Update: as Daniel Moth has pointed out in the comments, it is possible to use extension methods in Orcas projects targeting .NET 2.0 by introducing your own System.Runtime.CompilerServices.ExtensionAttribute class. See Daniel’s blog post for more details. One of the neat things about Visual Studio 2008 is that you can target .NET 2.0, 3.0 and 3.5. I’m hoping to start using it professionally shortly after it’s released – assuming stability and performance aren’t an issue, of course. The great thing is that some of the C# 3 features don’t require any framework support at all (and none of them require CLR … Continue reading Extension methods and .NET 2.0
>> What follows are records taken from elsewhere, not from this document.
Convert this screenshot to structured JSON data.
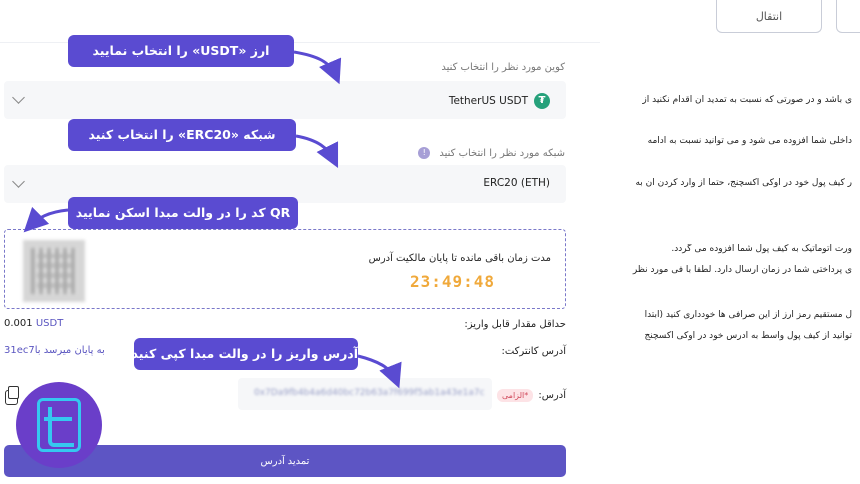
{
  "top_tabs": [
    {
      "label": "انتقال"
    },
    {
      "label": ""
    }
  ],
  "coin": {
    "label": "کوین مورد نظر را انتخاب کنید",
    "value": "TetherUS USDT",
    "icon": "tether-icon"
  },
  "network": {
    "label": "شبکه مورد نظر را انتخاب کنید",
    "value": "ERC20 (ETH)"
  },
  "qr_panel": {
    "timer_label": "مدت زمان باقی مانده تا پایان مالکیت آدرس",
    "timer": "23:49:48"
  },
  "min_deposit": {
    "label": "حداقل مقدار قابل واریز:",
    "value": "0.001",
    "unit": "USDT"
  },
  "contract": {
    "label": "آدرس کانترکت:",
    "value": "به پایان میرسد با31ec7"
  },
  "address": {
    "label": "آدرس:",
    "required_badge": "الزامی*",
    "value": "0x7Da9fb4b4a6d40bc72b63a7f699f5ab1a43e1a7c"
  },
  "submit_label": "تمدید آدرس",
  "callouts": [
    "ارز «USDT» را انتخاب نمایید",
    "شبکه «ERC20» را انتخاب کنید",
    "QR کد را در والت مبدا  اسکن نمایید",
    "آدرس واریز را در والت مبدا کپی کنید"
  ],
  "side_text": [
    "ی باشد و در صورتی که نسبت به تمدید آن اقدام نکنید از",
    "داخلی شما افزوده می شود و می توانید نسبت به ادامه",
    "ر کیف پول خود در اوکی اکسچنج، حتما از وارد کردن آن به",
    "ورت اتوماتیک به کیف پول شما افزوده می گردد.",
    "ی پرداختی شما در زمان ارسال دارد. لطفا با فی مورد نظر",
    "ل مستقیم رمز ارز از این صرافی ها خودداری کنید (ابتدا",
    "توانید از کیف پول واسط به ادرس خود در اوکی اکسچنج"
  ],
  "colors": {
    "accent": "#5a4bd1",
    "button": "#5d55c4",
    "timer": "#f0a93b",
    "tether": "#26a17b"
  }
}
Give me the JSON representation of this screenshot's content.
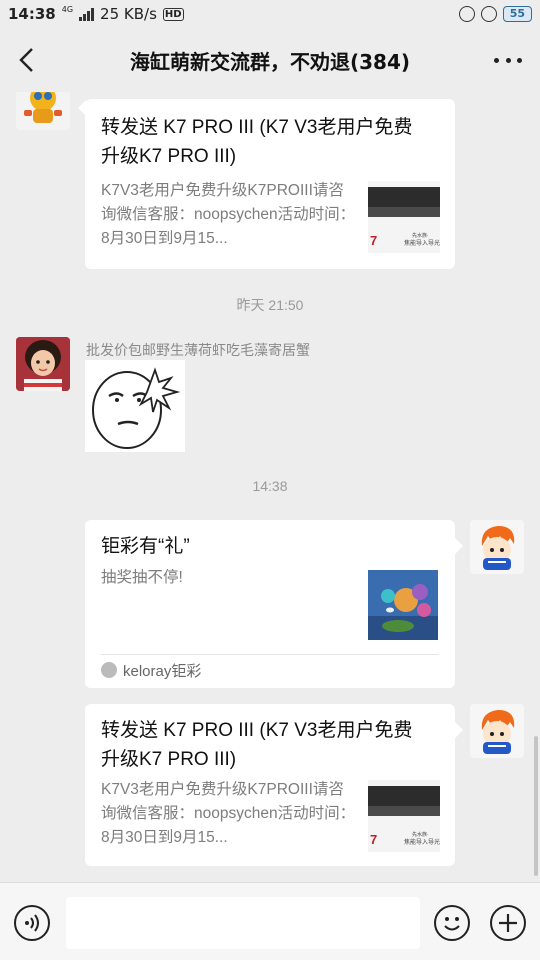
{
  "status_bar": {
    "time": "14:38",
    "network": "4G",
    "speed": "25 KB/s",
    "hd": "HD",
    "battery": "55"
  },
  "header": {
    "title": "海缸萌新交流群，不劝退(384)"
  },
  "messages": [
    {
      "type": "link-card",
      "side": "left",
      "title": "转发送 K7 PRO III (K7 V3老用户免费升级K7 PRO III)",
      "desc": "K7V3老用户免费升级K7PROIII请咨询微信客服：noopsychen活动时间：8月30日到9月15..."
    },
    {
      "type": "time",
      "text": "昨天 21:50"
    },
    {
      "type": "sticker",
      "side": "left",
      "sender": "批发价包邮野生薄荷虾吃毛藻寄居蟹"
    },
    {
      "type": "time",
      "text": "14:38"
    },
    {
      "type": "link-card",
      "side": "right",
      "title": "钜彩有“礼”",
      "desc": "抽奖抽不停!",
      "source": "keloray钜彩"
    },
    {
      "type": "link-card",
      "side": "right",
      "title": "转发送 K7 PRO III (K7 V3老用户免费升级K7 PRO III)",
      "desc": "K7V3老用户免费升级K7PROIII请咨询微信客服：noopsychen活动时间：8月30日到9月15..."
    }
  ],
  "thumb_text": {
    "brand_small": "先水族·",
    "product_caption": "焦能导入导光"
  },
  "input_bar": {
    "placeholder": ""
  },
  "colors": {
    "background": "#ededed",
    "card": "#ffffff",
    "battery": "#2a6f9e"
  },
  "icons": [
    "signal-icon",
    "hd-icon",
    "alarm-icon",
    "lock-icon",
    "back-arrow-icon",
    "more-icon",
    "voice-icon",
    "emoji-icon",
    "plus-icon"
  ]
}
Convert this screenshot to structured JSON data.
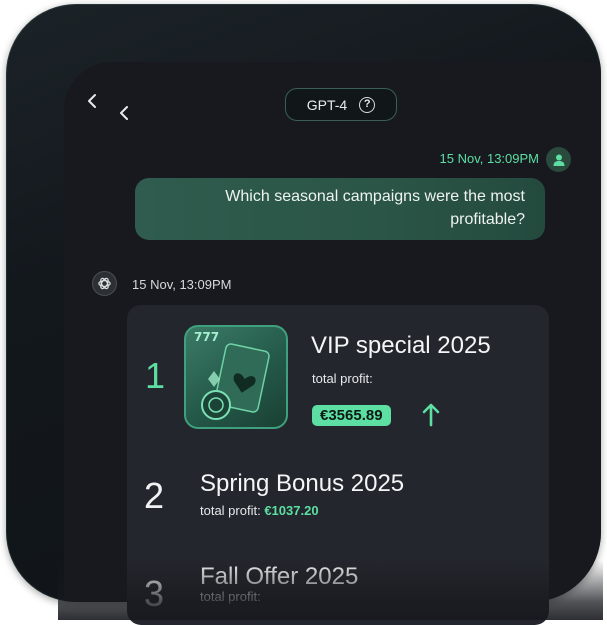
{
  "header": {
    "model_label": "GPT-4"
  },
  "user_message": {
    "timestamp": "15 Nov, 13:09PM",
    "text": "Which seasonal campaigns were the most profitable?"
  },
  "ai_message": {
    "timestamp": "15 Nov, 13:09PM",
    "campaigns": [
      {
        "rank": "1",
        "title": "VIP special 2025",
        "profit_label": "total profit:",
        "profit_value": "€3565.89"
      },
      {
        "rank": "2",
        "title": "Spring Bonus 2025",
        "profit_label": "total profit:",
        "profit_value": "€1037.20"
      },
      {
        "rank": "3",
        "title": "Fall Offer 2025",
        "profit_label": "total profit:"
      }
    ]
  },
  "colors": {
    "accent": "#5ddfa3",
    "bubble": "#2f5c4e",
    "card": "#23262c",
    "background": "#17191e"
  }
}
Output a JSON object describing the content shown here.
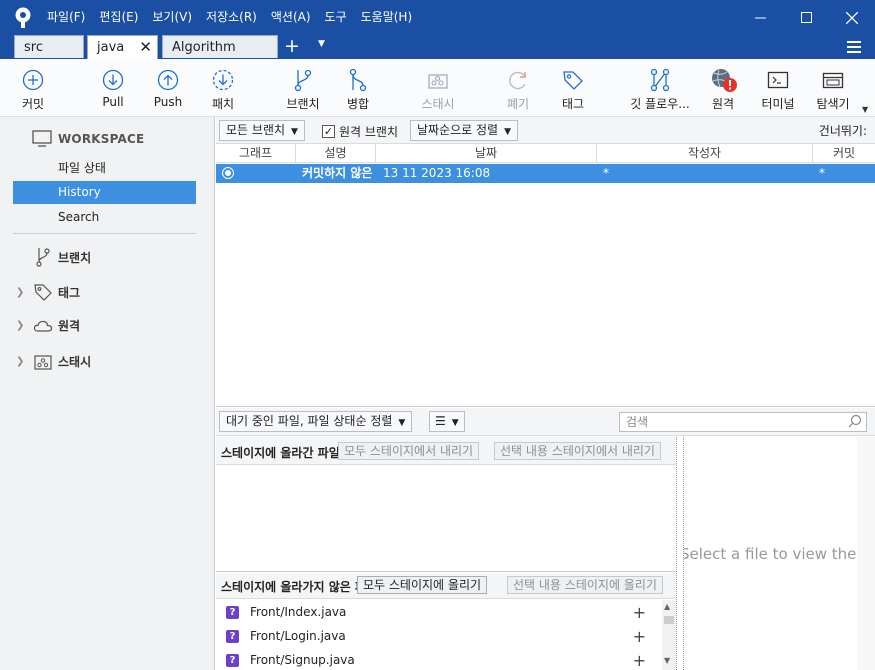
{
  "menu": {
    "items": [
      "파일(F)",
      "편집(E)",
      "보기(V)",
      "저장소(R)",
      "액션(A)",
      "도구",
      "도움말(H)"
    ]
  },
  "tabs": [
    {
      "label": "src"
    },
    {
      "label": "java"
    },
    {
      "label": "Algorithm"
    }
  ],
  "toolbar": {
    "commit": "커밋",
    "pull": "Pull",
    "push": "Push",
    "fetch": "패치",
    "branch": "브랜치",
    "merge": "병합",
    "stash": "스태시",
    "discard": "폐기",
    "tag": "태그",
    "gitflow": "깃 플로우...",
    "remote": "원격",
    "terminal": "터미널",
    "explorer": "탐색기"
  },
  "sidebar": {
    "workspace": "WORKSPACE",
    "file_status": "파일 상태",
    "history": "History",
    "search": "Search",
    "branches": "브랜치",
    "tags": "태그",
    "remotes": "원격",
    "stashes": "스태시"
  },
  "filters": {
    "all_branches": "모든 브랜치",
    "remote_branches": "원격 브랜치",
    "sort": "날짜순으로 정렬",
    "jump_to": "건너뛰기:"
  },
  "columns": {
    "graph": "그래프",
    "description": "설명",
    "date": "날짜",
    "author": "작성자",
    "commit": "커밋"
  },
  "history_rows": [
    {
      "description": "커밋하지 않은",
      "date": "13 11 2023 16:08",
      "author": "*",
      "commit": "*"
    }
  ],
  "lower": {
    "pending_sort": "대기 중인 파일, 파일 상태순 정렬",
    "search_placeholder": "검색",
    "staged_title": "스테이지에 올라간 파일",
    "unstage_all": "모두 스테이지에서 내리기",
    "unstage_selected": "선택 내용 스테이지에서 내리기",
    "unstaged_title": "스테이지에 올라가지 않은 파일",
    "stage_all": "모두 스테이지에 올리기",
    "stage_selected": "선택 내용 스테이지에 올리기",
    "diff_message": "Select a file to view the diff"
  },
  "unstaged_files": [
    {
      "name": "Front/Index.java"
    },
    {
      "name": "Front/Login.java"
    },
    {
      "name": "Front/Signup.java"
    }
  ],
  "colors": {
    "titlebar": "#1a4fa4",
    "selection": "#3d8fe0",
    "unknown_badge": "#6e3fc7",
    "icon_blue": "#1f6fd1",
    "alert_red": "#e8312a"
  }
}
I’ve been looking at C# 3 in a fair amount of detail recently, and likewise going over the features of C# 2. (I hope to be able to be less coy about all this soon.) I’m beginning to think that while it’s all great for existing C# 1 and C# 2 developers, I feel sorry for someone wanting to learn C# 3 from scratch. It’s becoming quite a big language – and of course the framework is big and getting bigger (more on that in another post). I’m generally a fan of small languages whose functionality is provided by libraries. … Continue reading Is C# 3 too big to learn from scratch?